▶ _Provided data_:
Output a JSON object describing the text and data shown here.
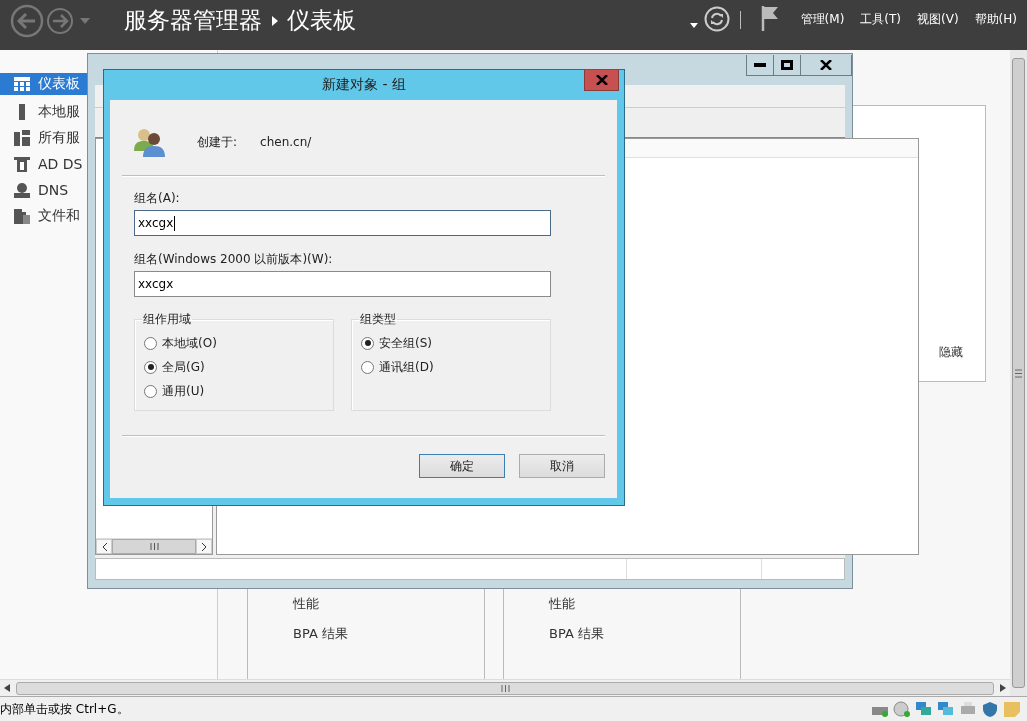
{
  "top_bar": {
    "title": "服务器管理器",
    "page": "仪表板",
    "menus": [
      "管理(M)",
      "工具(T)",
      "视图(V)",
      "帮助(H)"
    ]
  },
  "sidebar": {
    "items": [
      {
        "label": "仪表板",
        "selected": true
      },
      {
        "label": "本地服",
        "selected": false
      },
      {
        "label": "所有服",
        "selected": false
      },
      {
        "label": "AD DS",
        "selected": false
      },
      {
        "label": "DNS",
        "selected": false
      },
      {
        "label": "文件和",
        "selected": false
      }
    ]
  },
  "dashboard": {
    "hide_link": "隐藏",
    "tiles": [
      {
        "rows": [
          "性能",
          "BPA 结果"
        ]
      },
      {
        "rows": [
          "性能",
          "BPA 结果"
        ]
      }
    ]
  },
  "status_bar": {
    "text": "内部单击或按 Ctrl+G。"
  },
  "dialog": {
    "title": "新建对象 - 组",
    "created_in_label": "创建于:",
    "created_in": "chen.cn/",
    "fields": [
      {
        "label": "组名(A):",
        "value": "xxcgx",
        "focused": true
      },
      {
        "label": "组名(Windows 2000 以前版本)(W):",
        "value": "xxcgx",
        "focused": false
      }
    ],
    "groups": [
      {
        "title": "组作用域",
        "options": [
          {
            "label": "本地域(O)",
            "selected": false
          },
          {
            "label": "全局(G)",
            "selected": true
          },
          {
            "label": "通用(U)",
            "selected": false
          }
        ]
      },
      {
        "title": "组类型",
        "options": [
          {
            "label": "安全组(S)",
            "selected": true
          },
          {
            "label": "通讯组(D)",
            "selected": false
          }
        ]
      }
    ],
    "buttons": [
      {
        "label": "确定",
        "default": true
      },
      {
        "label": "取消",
        "default": false
      }
    ]
  }
}
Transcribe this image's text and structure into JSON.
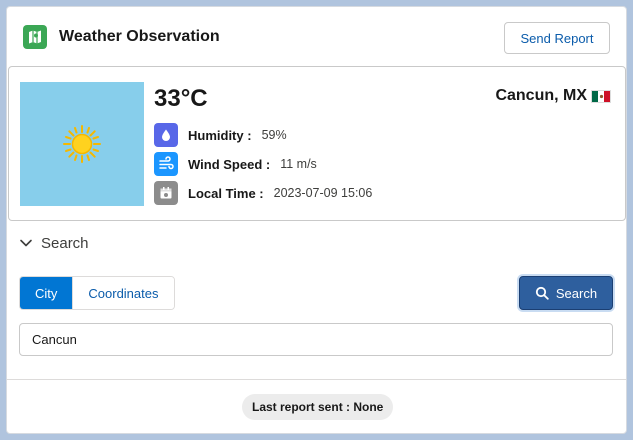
{
  "header": {
    "title": "Weather Observation",
    "app_icon": "map-icon",
    "send_label": "Send Report"
  },
  "weather": {
    "temperature": "33°C",
    "location": "Cancun, MX",
    "flag": "mexico-flag-icon",
    "condition_icon": "sun-icon",
    "sky_color": "#87ceeb",
    "humidity_label": "Humidity :",
    "humidity_value": "59%",
    "wind_label": "Wind Speed :",
    "wind_value": "11 m/s",
    "time_label": "Local Time :",
    "time_value": "2023-07-09 15:06"
  },
  "search": {
    "section_title": "Search",
    "tabs": [
      {
        "label": "City",
        "active": true
      },
      {
        "label": "Coordinates",
        "active": false
      }
    ],
    "button_label": "Search",
    "city_value": "Cancun"
  },
  "footer": {
    "last_report": "Last report sent : None"
  },
  "colors": {
    "accent": "#0176d3",
    "search_button": "#2e5f9e",
    "app_icon": "#3ba755",
    "humidity_icon": "#5867e8",
    "wind_icon": "#1b96ff",
    "time_icon": "#8c8c8c"
  }
}
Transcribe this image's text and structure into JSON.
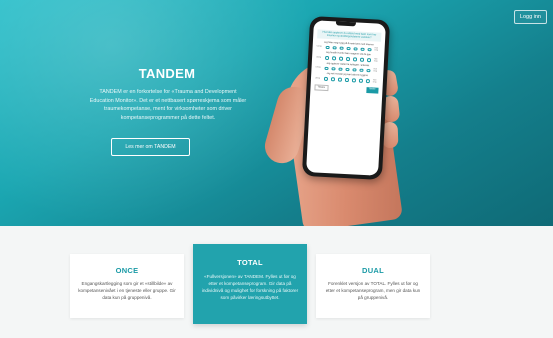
{
  "header": {
    "login_label": "Logg inn"
  },
  "hero": {
    "title": "TANDEM",
    "description": "TANDEM er en forkortelse for «Trauma and Development Education Monitor». Det er et nettbasert spørreskjema som måler traumekompetanse, ment for virksomheter som driver kompetanseprogrammer på dette feltet.",
    "cta_label": "Les mer om TANDEM"
  },
  "phone": {
    "intro": "Hvordan opplever du arbeid med barn som har traumer og utviklingsrelaterte vansker?",
    "questions": [
      {
        "text": "Jeg føler meg trygg på å møte barn med traumer",
        "low": "Uenig",
        "high": "Helt enig"
      },
      {
        "text": "Jeg forstår hvorfor barn reagerer slik de gjør",
        "low": "Uenig",
        "high": "Helt enig"
      },
      {
        "text": "Jeg opplever støtte fra kollegaer i arbeidet",
        "low": "Uenig",
        "high": "Helt enig"
      },
      {
        "text": "Jeg vet hvordan jeg kan bidra til trygghet",
        "low": "Uenig",
        "high": "Helt enig"
      }
    ],
    "back_label": "Tilbake",
    "next_label": "Neste"
  },
  "cards": [
    {
      "title": "ONCE",
      "description": "Engangskartlegging som gir et «stillbilde» av kompetansenivået i en tjeneste eller gruppe. Gir data kun på gruppenivå."
    },
    {
      "title": "TOTAL",
      "description": "«Fullversjonen» av TANDEM. Fylles ut før og etter et kompetanseprogram. Gir data på individnivå og mulighet for forskning på faktorer som påvirker læringsutbyttet."
    },
    {
      "title": "DUAL",
      "description": "Forenklet versjon av TOTAL. Fylles ut før og etter et kompetanseprogram, men gir data kun på gruppenivå."
    }
  ],
  "colors": {
    "accent": "#1a9aa6",
    "hero_gradient_start": "#2bbfca",
    "hero_gradient_end": "#0f6a76",
    "featured_card": "#22a3ad"
  }
}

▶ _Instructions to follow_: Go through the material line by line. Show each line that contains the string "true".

▶ _Exercise solution_:
        "selected": true
        "focused": true
            "selected": true
            "selected": true
        "default": true
        "active": true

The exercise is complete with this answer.